QE began in the UK in March 2009 with the aim of raising inflation to the Bank of England’s 2% target. It was an ‘unconventional monetary policy’, with the reduction in the cost of borrowing a positive for the government but not central to the policy. During the pandemic, however, the Bank of England effectively met all the UK government’s borrowing needs for its health and economic response. Governor Bailey may have denied that the policy aimed to finance the government, but this was the outcome. Investors surveyed by the Financial Times believed that without the Bank of England buying, the UK government would have been unable to borrow the amounts that it did [2] and, therefore, would have been unable to finance its pandemic response. In an informal currency union with the rUK, the Bank of England would buy Scottish government debt only if it was deemed in the interests of the rUK. Scottish government borrowing would benefit to some extent from the overall decline in government bond yields from other central banks’ QE, but it would still face constrained borrowing and therefore a more limited capacity to respond to a future pandemic-type situation. But with a S£, the Scottish central bank could create money to buy its government’s debt, just as central banks globally did during the pandemic.  
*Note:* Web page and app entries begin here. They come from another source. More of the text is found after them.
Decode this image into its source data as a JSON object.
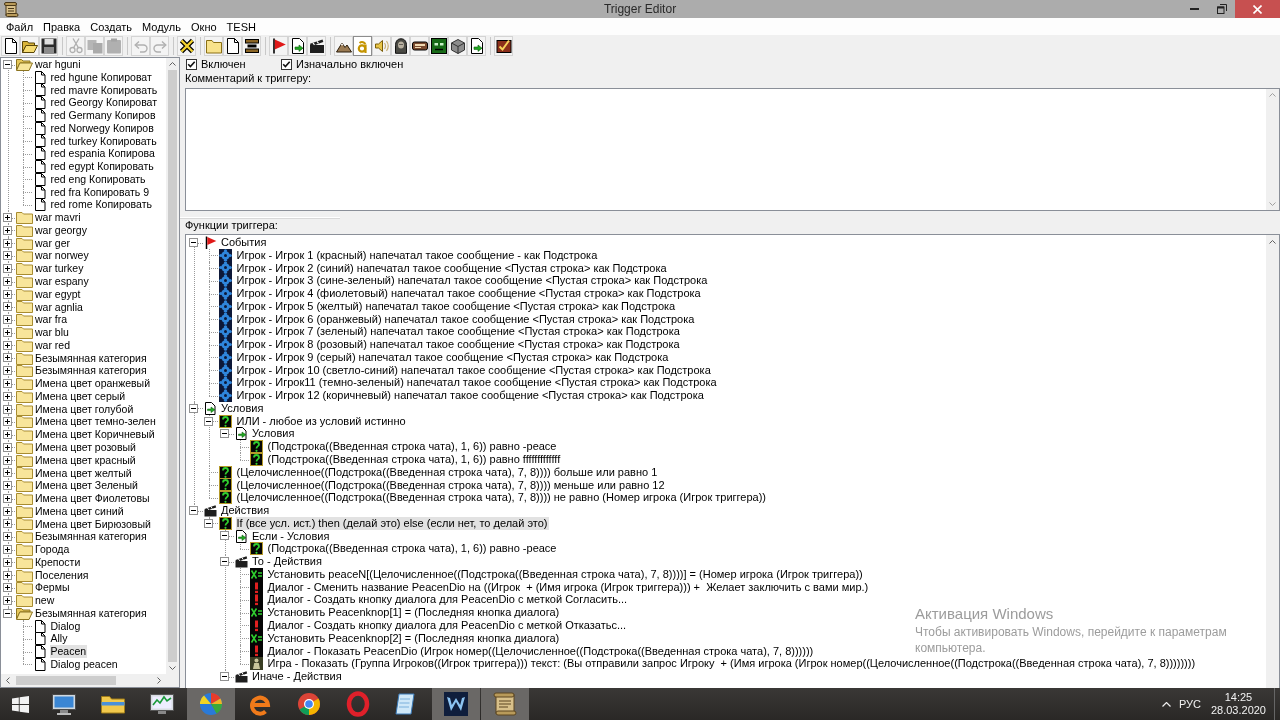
{
  "window": {
    "title": "Trigger Editor"
  },
  "menu": [
    "Файл",
    "Правка",
    "Создать",
    "Модуль",
    "Окно",
    "TESH"
  ],
  "toolbar": [
    [
      {
        "kind": "new",
        "disabled": false,
        "on": false
      },
      {
        "kind": "open",
        "disabled": false,
        "on": false
      },
      {
        "kind": "save",
        "disabled": false,
        "on": false
      }
    ],
    [
      {
        "kind": "cut",
        "disabled": true,
        "on": false
      },
      {
        "kind": "copy",
        "disabled": true,
        "on": false
      },
      {
        "kind": "paste",
        "disabled": true,
        "on": false
      }
    ],
    [
      {
        "kind": "undo",
        "disabled": true,
        "on": false
      },
      {
        "kind": "redo",
        "disabled": true,
        "on": false
      }
    ],
    [
      {
        "kind": "delete",
        "disabled": false,
        "on": false
      }
    ],
    [
      {
        "kind": "folder",
        "disabled": false,
        "on": false
      },
      {
        "kind": "document",
        "disabled": false,
        "on": false
      },
      {
        "kind": "comment",
        "disabled": false,
        "on": false
      }
    ],
    [
      {
        "kind": "event",
        "disabled": false,
        "on": false
      },
      {
        "kind": "condition",
        "disabled": false,
        "on": false
      },
      {
        "kind": "action",
        "disabled": false,
        "on": false
      }
    ],
    [
      {
        "kind": "terrain",
        "disabled": false,
        "on": false
      },
      {
        "kind": "text",
        "disabled": false,
        "on": true
      },
      {
        "kind": "sound",
        "disabled": false,
        "on": false
      },
      {
        "kind": "unit",
        "disabled": false,
        "on": false
      },
      {
        "kind": "panel",
        "disabled": false,
        "on": false
      },
      {
        "kind": "creature",
        "disabled": false,
        "on": false
      },
      {
        "kind": "object",
        "disabled": false,
        "on": false
      },
      {
        "kind": "import",
        "disabled": false,
        "on": false
      }
    ],
    [
      {
        "kind": "test",
        "disabled": false,
        "on": false
      }
    ]
  ],
  "categories": [
    {
      "label": "war hguni",
      "expanded": true,
      "selected": false,
      "children": [
        {
          "label": "red hgune Копироват",
          "selected": false
        },
        {
          "label": "red mavre Копировать",
          "selected": false
        },
        {
          "label": "red Georgy Копироват",
          "selected": false
        },
        {
          "label": "red Germany Копиров",
          "selected": false
        },
        {
          "label": "red Norwegy Копиров",
          "selected": false
        },
        {
          "label": "red turkey Копировать",
          "selected": false
        },
        {
          "label": "red espania Копирова",
          "selected": false
        },
        {
          "label": "red egypt Копировать",
          "selected": false
        },
        {
          "label": "red eng Копировать",
          "selected": false
        },
        {
          "label": "red fra Копировать 9",
          "selected": false
        },
        {
          "label": "red rome Копировать",
          "selected": false
        }
      ]
    },
    {
      "label": "war mavri",
      "expanded": false,
      "selected": false
    },
    {
      "label": "war georgy",
      "expanded": false,
      "selected": false
    },
    {
      "label": "war ger",
      "expanded": false,
      "selected": false
    },
    {
      "label": "war norwey",
      "expanded": false,
      "selected": false
    },
    {
      "label": "war turkey",
      "expanded": false,
      "selected": false
    },
    {
      "label": "war espany",
      "expanded": false,
      "selected": false
    },
    {
      "label": "war egypt",
      "expanded": false,
      "selected": false
    },
    {
      "label": "war agnlia",
      "expanded": false,
      "selected": false
    },
    {
      "label": "war fra",
      "expanded": false,
      "selected": false
    },
    {
      "label": "war blu",
      "expanded": false,
      "selected": false
    },
    {
      "label": "war red",
      "expanded": false,
      "selected": false
    },
    {
      "label": "Безымянная категория",
      "expanded": false,
      "selected": false
    },
    {
      "label": "Безымянная категория",
      "expanded": false,
      "selected": false
    },
    {
      "label": "Имена цвет оранжевый",
      "expanded": false,
      "selected": false
    },
    {
      "label": "Имена цвет серый",
      "expanded": false,
      "selected": false
    },
    {
      "label": "Имена цвет голубой",
      "expanded": false,
      "selected": false
    },
    {
      "label": "Имена цвет темно-зелен",
      "expanded": false,
      "selected": false
    },
    {
      "label": "Имена цвет Коричневый",
      "expanded": false,
      "selected": false
    },
    {
      "label": "Имена цвет розовый",
      "expanded": false,
      "selected": false
    },
    {
      "label": "Имена цвет красный",
      "expanded": false,
      "selected": false
    },
    {
      "label": "Имена цвет желтый",
      "expanded": false,
      "selected": false
    },
    {
      "label": "Имена цвет Зеленый",
      "expanded": false,
      "selected": false
    },
    {
      "label": "Имена цвет Фиолетовы",
      "expanded": false,
      "selected": false
    },
    {
      "label": "Имена цвет синий",
      "expanded": false,
      "selected": false
    },
    {
      "label": "Имена цвет Бирюзовый",
      "expanded": false,
      "selected": false
    },
    {
      "label": "Безымянная категория",
      "expanded": false,
      "selected": false
    },
    {
      "label": "Города",
      "expanded": false,
      "selected": false
    },
    {
      "label": "Крепости",
      "expanded": false,
      "selected": false
    },
    {
      "label": "Поселения",
      "expanded": false,
      "selected": false
    },
    {
      "label": "Фермы",
      "expanded": false,
      "selected": false
    },
    {
      "label": "new",
      "expanded": false,
      "selected": false
    },
    {
      "label": "Безымянная категория",
      "expanded": true,
      "selected": false,
      "children": [
        {
          "label": "Dialog",
          "selected": false
        },
        {
          "label": "Ally",
          "selected": false
        },
        {
          "label": "Peacen",
          "selected": true
        },
        {
          "label": "Dialog peacen",
          "selected": false
        }
      ]
    }
  ],
  "options": [
    {
      "label": "Включен",
      "checked": true
    },
    {
      "label": "Изначально включен",
      "checked": true
    }
  ],
  "comment_label": "Комментарий к триггеру:",
  "functions_label": "Функции триггера:",
  "functions": [
    {
      "kind": "events",
      "label": "События",
      "expanded": true,
      "selected": false,
      "children": [
        {
          "kind": "event",
          "label": "Игрок - Игрок 1 (красный) напечатал такое сообщение - как Подстрока",
          "selected": false
        },
        {
          "kind": "event",
          "label": "Игрок - Игрок 2 (синий) напечатал такое сообщение <Пустая строка> как Подстрока",
          "selected": false
        },
        {
          "kind": "event",
          "label": "Игрок - Игрок 3 (сине-зеленый) напечатал такое сообщение <Пустая строка> как Подстрока",
          "selected": false
        },
        {
          "kind": "event",
          "label": "Игрок - Игрок 4 (фиолетовый) напечатал такое сообщение <Пустая строка> как Подстрока",
          "selected": false
        },
        {
          "kind": "event",
          "label": "Игрок - Игрок 5 (желтый) напечатал такое сообщение <Пустая строка> как Подстрока",
          "selected": false
        },
        {
          "kind": "event",
          "label": "Игрок - Игрок 6 (оранжевый) напечатал такое сообщение <Пустая строка> как Подстрока",
          "selected": false
        },
        {
          "kind": "event",
          "label": "Игрок - Игрок 7 (зеленый) напечатал такое сообщение <Пустая строка> как Подстрока",
          "selected": false
        },
        {
          "kind": "event",
          "label": "Игрок - Игрок 8 (розовый) напечатал такое сообщение <Пустая строка> как Подстрока",
          "selected": false
        },
        {
          "kind": "event",
          "label": "Игрок - Игрок 9 (серый) напечатал такое сообщение <Пустая строка> как Подстрока",
          "selected": false
        },
        {
          "kind": "event",
          "label": "Игрок - Игрок 10 (светло-синий) напечатал такое сообщение <Пустая строка> как Подстрока",
          "selected": false
        },
        {
          "kind": "event",
          "label": "Игрок - Игрок11 (темно-зеленый) напечатал такое сообщение <Пустая строка> как Подстрока",
          "selected": false
        },
        {
          "kind": "event",
          "label": "Игрок - Игрок 12 (коричневый) напечатал такое сообщение <Пустая строка> как Подстрока",
          "selected": false
        }
      ]
    },
    {
      "kind": "conditions",
      "label": "Условия",
      "expanded": true,
      "selected": false,
      "children": [
        {
          "kind": "condition",
          "label": "ИЛИ - любое из условий истинно",
          "expanded": true,
          "selected": false,
          "children": [
            {
              "kind": "conditions",
              "label": "Условия",
              "expanded": true,
              "selected": false,
              "children": [
                {
                  "kind": "condition",
                  "label": "(Подстрока((Введенная строка чата), 1, 6)) равно -peace",
                  "selected": false
                },
                {
                  "kind": "condition",
                  "label": "(Подстрока((Введенная строка чата), 1, 6)) равно fffffffffffff",
                  "selected": false
                }
              ]
            }
          ]
        },
        {
          "kind": "condition",
          "label": "(Целочисленное((Подстрока((Введенная строка чата), 7, 8)))) больше или равно 1",
          "selected": false
        },
        {
          "kind": "condition",
          "label": "(Целочисленное((Подстрока((Введенная строка чата), 7, 8)))) меньше или равно 12",
          "selected": false
        },
        {
          "kind": "condition",
          "label": "(Целочисленное((Подстрока((Введенная строка чата), 7, 8)))) не равно (Номер игрока (Игрок триггера))",
          "selected": false
        }
      ]
    },
    {
      "kind": "actions",
      "label": "Действия",
      "expanded": true,
      "selected": false,
      "children": [
        {
          "kind": "condition",
          "label": "If (все усл. ист.) then (делай это) else (если нет, то делай это)",
          "expanded": true,
          "selected": true,
          "children": [
            {
              "kind": "conditions",
              "label": "Если - Условия",
              "expanded": true,
              "selected": false,
              "children": [
                {
                  "kind": "condition",
                  "label": "(Подстрока((Введенная строка чата), 1, 6)) равно -peace",
                  "selected": false
                }
              ]
            },
            {
              "kind": "actions",
              "label": "То - Действия",
              "expanded": true,
              "selected": false,
              "children": [
                {
                  "kind": "set",
                  "label": "Установить peaceN[(Целочисленное((Подстрока((Введенная строка чата), 7, 8))))] = (Номер игрока (Игрок триггера))",
                  "selected": false
                },
                {
                  "kind": "dialog",
                  "label": "Диалог - Сменить название PeacenDio на ((Игрок  + (Имя игрока (Игрок триггера))) +  Желает заключить с вами мир.)",
                  "selected": false
                },
                {
                  "kind": "dialog",
                  "label": "Диалог - Создать кнопку диалога для PeacenDio с меткой Согласить...",
                  "selected": false
                },
                {
                  "kind": "set",
                  "label": "Установить Peacenknop[1] = (Последняя кнопка диалога)",
                  "selected": false
                },
                {
                  "kind": "dialog",
                  "label": "Диалог - Создать кнопку диалога для PeacenDio с меткой Отказатьс...",
                  "selected": false
                },
                {
                  "kind": "set",
                  "label": "Установить Peacenknop[2] = (Последняя кнопка диалога)",
                  "selected": false
                },
                {
                  "kind": "dialog",
                  "label": "Диалог - Показать PeacenDio (Игрок номер((Целочисленное((Подстрока((Введенная строка чата), 7, 8))))))",
                  "selected": false
                },
                {
                  "kind": "game",
                  "label": "Игра - Показать (Группа Игроков((Игрок триггера))) текст: (Вы отправили запрос Игроку  + (Имя игрока (Игрок номер((Целочисленное((Подстрока((Введенная строка чата), 7, 8))))))))",
                  "selected": false
                }
              ]
            },
            {
              "kind": "actions",
              "label": "Иначе - Действия",
              "expanded": true,
              "selected": false
            }
          ]
        }
      ]
    }
  ],
  "activation_notice": {
    "title": "Активация Windows",
    "text": "Чтобы активировать Windows, перейдите к параметрам\nкомпьютера."
  },
  "taskbar": {
    "apps": [
      {
        "kind": "computer",
        "running": false
      },
      {
        "kind": "files",
        "running": false
      },
      {
        "kind": "perfmon",
        "running": false
      },
      {
        "kind": "sphere",
        "running": true
      },
      {
        "kind": "swirl",
        "running": false
      },
      {
        "kind": "wheel",
        "running": false
      },
      {
        "kind": "ring",
        "running": false
      },
      {
        "kind": "notepad",
        "running": false
      },
      {
        "kind": "emblem",
        "running": true
      },
      {
        "kind": "scroll",
        "running": true
      }
    ],
    "language": "РУС",
    "time": "14:25",
    "date": "28.03.2020"
  }
}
Continued use of the UK£ also precludes creating money to buy government debt for financial stability, as the Bank of England did in March 2020 and September 2022 after the Kwarteng ‘mini-budget’. In the latter case, the buying contradicted prevailing monetary policy. The mini-budget shock triggering the market collapse was UK-specific rather than global. It seems reasonable for a Scottish government to claim that they would never make Kwarteng-like policy errors, but they can only hope that an independent Scotland would not face other Scotland-specific shocks that threatened financial stability. But with a S£, the full central bank response would be available.

The transition to full use of a S£ would take time, with high use of the UK£ within Scotland even once the S£ is established, whether at independence or soon after. In my view, it should start on day 1 of independence. 

For a fuller exploration of these ideas, see:

Iain Hardie, Twenty-First Century Central Banking and an Independent Scotland’s Currency Choice (Centre on Constitutional Change, 2022).

Iain Hardie, The SNP’s Currency Proposals (Centre for Constitutional Change, 2022). https://www.centreonconstitutionalchange.ac.uk/news-and-opinion/snps-currency-proposals


Footnotes

[2] Financial Times ‘Investors sceptical over Bank of England’s QE programme’, 5 January 2021. Available at www.ft.com.


Dr Iain Hardie, Visiting Lecturer, Politics and International Relations, University of Edinburgh

This article is part of the Constitutional Futures Initiative.

The RSE’s blog series offers personal views on a variety of issues. These views are not those of the RSE and are intended to offer different perspectives on a range of current issues.